Micro-Level Data: This is the numerically-coded results of individual responses, such as census questionnaires, public opinion surveys, etc. You can work with the data and run your own statistical analyses on it via programs such as SPSS, SAS or other statistical software. If you are working with the raw data, you need to use the data documentation (codebook) that accompanies the data and write a program or use an extraction program to have the computer "read" the data into a useable format.

Data Documentation, Data Dictionaries, Codebooks: These provide information on the structure, content, and layout of a data file and, if applicable, the questionnaire used for the survey or study. Many codebooks are available with the data file.

Finding and Citing Data

If you haven't already found data, but need to for your project, use our Finding Data & Statistics to help you find and cite data.

The sources below allow you to browse and search for statistics by topic and will often point you to the appropriate agency and/or publication.

Interpreting Data

Data, like other information you use in your paper, is evidence to support your thesis. Therefore, you must evaluate data just as you would any other supporting information, such as a scholarly article, webpage, or document. Think of the 6 question words (who, what, where, when, why, and how) when deciding whether to use the data as evidence in your paper. For example, who produced the data? Are they trustworthy? Was their method of obtaining or creating the data credible?

If you are using summary-level data (a chart or graph from a book, website, or scholarly article) you MUST analyze it carefully before you use it. There is a lot of bad data visualization out there and, if you interpret it incorrectly and then use it to bolster your argument, the rest of your writing becomes suspect as well.

If you are using the micro-level or raw data for your analysis, this is less of an issue and you, as the creator of the data visualization need to make sure you keep these ideas in mind.

Reading the data:

  1. Determine how the figure/table is set up.
    • What are units on the axes (for a figure) or heading of the columns (for a table)? Make sure you understand what these units mean.
    • Pay attention to the symbols on a figure. For example, the differences between dotted and solid lines.
    • If there is a data dictionary or codebook, it is helpful to review it.
    • If it is generated by a database, be aware that some use algorithms to determine data points. These can be proprietary and secret, so you may not know exactly how the data is being calculated.
  2. Now look at the pattern in the data.
    • For a figure with lines, what is their pattern? Do they increase, decrease, increase or decrease and then then level off? In a table do the numbers increase or decrease across the column?
  3. Examining tables, graphs, and charts carefully should give you a good idea of the question addressed by the data and the methodology (e.g., experiment, survey, etc.) done to get the data.

Interpreting the data:

  1. What conclusions can you draw from the pattern that you have described?
  2. What do these results tell you about what is being studied?
  3. How do they fit into the larger picture of the discipline?
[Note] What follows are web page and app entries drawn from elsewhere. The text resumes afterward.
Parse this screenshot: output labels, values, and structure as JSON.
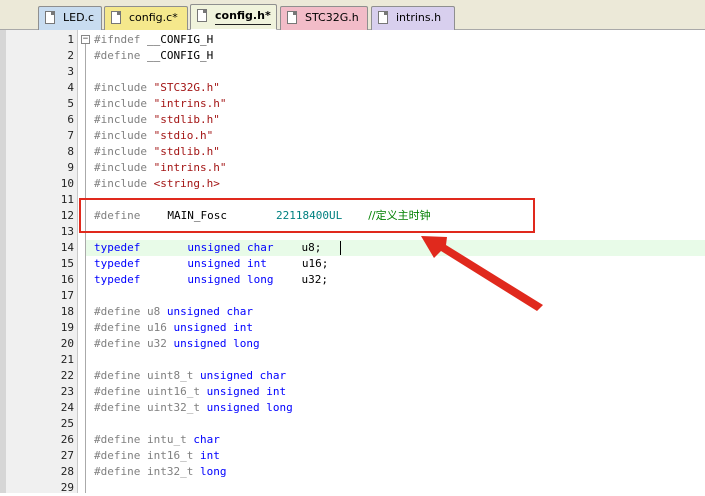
{
  "tabs": [
    {
      "label": "LED.c",
      "color": "#c8dcf0",
      "active": false
    },
    {
      "label": "config.c*",
      "color": "#f5e88c",
      "active": false
    },
    {
      "label": "config.h*",
      "color": "#f0f3dc",
      "active": true
    },
    {
      "label": "STC32G.h",
      "color": "#f2bcc8",
      "active": false
    },
    {
      "label": "intrins.h",
      "color": "#d8cfee",
      "active": false
    }
  ],
  "line_numbers": [
    "1",
    "2",
    "3",
    "4",
    "5",
    "6",
    "7",
    "8",
    "9",
    "10",
    "11",
    "12",
    "13",
    "14",
    "15",
    "16",
    "17",
    "18",
    "19",
    "20",
    "21",
    "22",
    "23",
    "24",
    "25",
    "26",
    "27",
    "28",
    "29"
  ],
  "code": {
    "l1": {
      "a": "#ifndef",
      "b": "__CONFIG_H"
    },
    "l2": {
      "a": "#define",
      "b": "__CONFIG_H"
    },
    "l4": {
      "a": "#include",
      "b": "\"STC32G.h\""
    },
    "l5": {
      "a": "#include",
      "b": "\"intrins.h\""
    },
    "l6": {
      "a": "#include",
      "b": "\"stdlib.h\""
    },
    "l7": {
      "a": "#include",
      "b": "\"stdio.h\""
    },
    "l8": {
      "a": "#include",
      "b": "\"stdlib.h\""
    },
    "l9": {
      "a": "#include",
      "b": "\"intrins.h\""
    },
    "l10": {
      "a": "#include",
      "b": "<string.h>"
    },
    "l12": {
      "a": "#define",
      "b": "MAIN_Fosc",
      "c": "22118400UL",
      "d": "//定义主时钟"
    },
    "l14": {
      "a": "typedef",
      "b": "unsigned char",
      "c": "u8;"
    },
    "l15": {
      "a": "typedef",
      "b": "unsigned int",
      "c": "u16;"
    },
    "l16": {
      "a": "typedef",
      "b": "unsigned long",
      "c": "u32;"
    },
    "l18": {
      "a": "#define u8",
      "b": "unsigned char"
    },
    "l19": {
      "a": "#define u16",
      "b": "unsigned int"
    },
    "l20": {
      "a": "#define u32",
      "b": "unsigned long"
    },
    "l22": {
      "a": "#define uint8_t",
      "b": "unsigned char"
    },
    "l23": {
      "a": "#define uint16_t",
      "b": "unsigned int"
    },
    "l24": {
      "a": "#define uint32_t",
      "b": "unsigned long"
    },
    "l26": {
      "a": "#define intu_t",
      "b": "char"
    },
    "l27": {
      "a": "#define int16_t",
      "b": "int"
    },
    "l28": {
      "a": "#define int32_t",
      "b": "long"
    }
  },
  "colors": {
    "annotation": "#e0291d",
    "current_line": "#e8fbe8"
  }
}
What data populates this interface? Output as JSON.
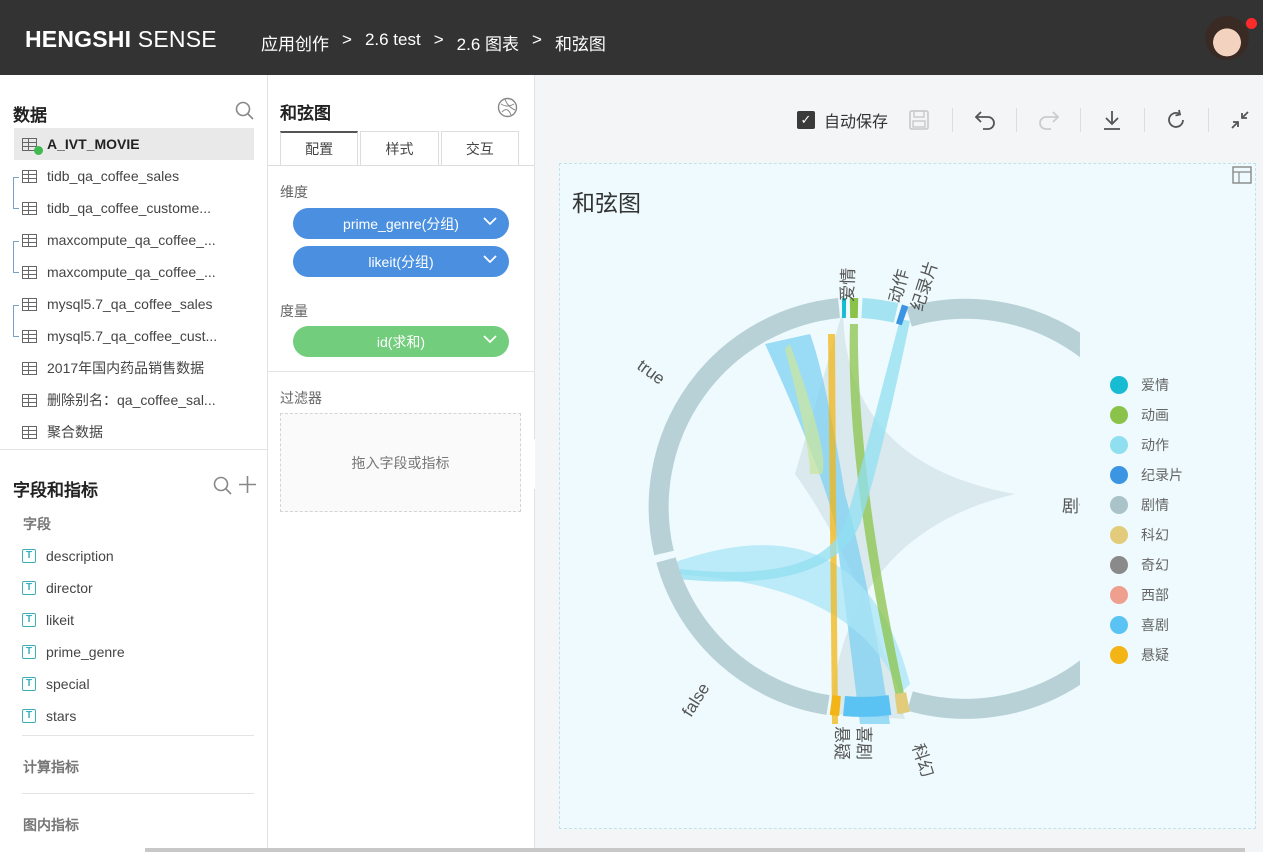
{
  "topbar": {
    "brand_bold": "HENGSHI",
    "brand_rest": "SENSE",
    "breadcrumbs": [
      "应用创作",
      "2.6 test",
      "2.6 图表",
      "和弦图"
    ],
    "breadcrumb_separator": ">"
  },
  "datasets": {
    "title": "数据",
    "items": [
      {
        "label": "A_IVT_MOVIE",
        "active": true
      },
      {
        "label": "tidb_qa_coffee_sales"
      },
      {
        "label": "tidb_qa_coffee_custome..."
      },
      {
        "label": "maxcompute_qa_coffee_..."
      },
      {
        "label": "maxcompute_qa_coffee_..."
      },
      {
        "label": "mysql5.7_qa_coffee_sales"
      },
      {
        "label": "mysql5.7_qa_coffee_cust..."
      },
      {
        "label": "2017年国内药品销售数据"
      },
      {
        "label": "删除别名：qa_coffee_sal..."
      },
      {
        "label": "聚合数据"
      }
    ]
  },
  "fields": {
    "title": "字段和指标",
    "section_fields": "字段",
    "items": [
      "description",
      "director",
      "likeit",
      "prime_genre",
      "special",
      "stars"
    ],
    "section_calc": "计算指标",
    "section_chart": "图内指标"
  },
  "config": {
    "title": "和弦图",
    "tabs": [
      "配置",
      "样式",
      "交互"
    ],
    "dimension_label": "维度",
    "dimensions": [
      "prime_genre(分组)",
      "likeit(分组)"
    ],
    "measure_label": "度量",
    "measures": [
      "id(求和)"
    ],
    "filter_label": "过滤器",
    "filter_placeholder": "拖入字段或指标"
  },
  "toolbar": {
    "autosave_label": "自动保存",
    "autosave_checked": true
  },
  "chart": {
    "title": "和弦图",
    "arc_labels": [
      "爱情",
      "动作",
      "纪录片",
      "剧情",
      "科幻",
      "喜剧",
      "悬疑",
      "false",
      "true"
    ],
    "legend": [
      {
        "name": "爱情",
        "color": "#17bcd3"
      },
      {
        "name": "动画",
        "color": "#8bc34a"
      },
      {
        "name": "动作",
        "color": "#90dff0"
      },
      {
        "name": "纪录片",
        "color": "#3b95e2"
      },
      {
        "name": "剧情",
        "color": "#a9c3c8"
      },
      {
        "name": "科幻",
        "color": "#e2cc7c"
      },
      {
        "name": "奇幻",
        "color": "#8a8a8a"
      },
      {
        "name": "西部",
        "color": "#ef9f8e"
      },
      {
        "name": "喜剧",
        "color": "#5bc3f4"
      },
      {
        "name": "悬疑",
        "color": "#f2b515"
      }
    ]
  }
}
Note: Interpretations can differ from person to person. This is part of why interpreting data is tricky.

Text adapted from Ecoplexity, "Interpreting Figures and Tables." Portland State University (2010).

EXAMPLE : When a chart is not what it seems to be.

The chart on the left, below, was used in 2015 by Republican Representative Jason Chaffetz of Utah, during the U.S. House Committee Hearing on Planned Parenthood. Look closely at the two lines, they cross each other but are widely different figures.

The chart on the left is the original chart. The chart on the right is with the data graphed more accurately. Even then, the numbers are so different from the top line to the bottom line that they appear skewed even in the graph on the right. This is bad data visualization.

Planned Parenthood House Committee Hearing Graph with bad axis graph and correct. The Cancer Screening & Prevention Services starts at 2,007,371 in 2006 and is 935,573 in 2013, Abortions is 289,750 in 2006 and 327,000 in 2013 but the original graph has the lines crossing each other as if they are comparable numbers.

Image on the left from:

More Examples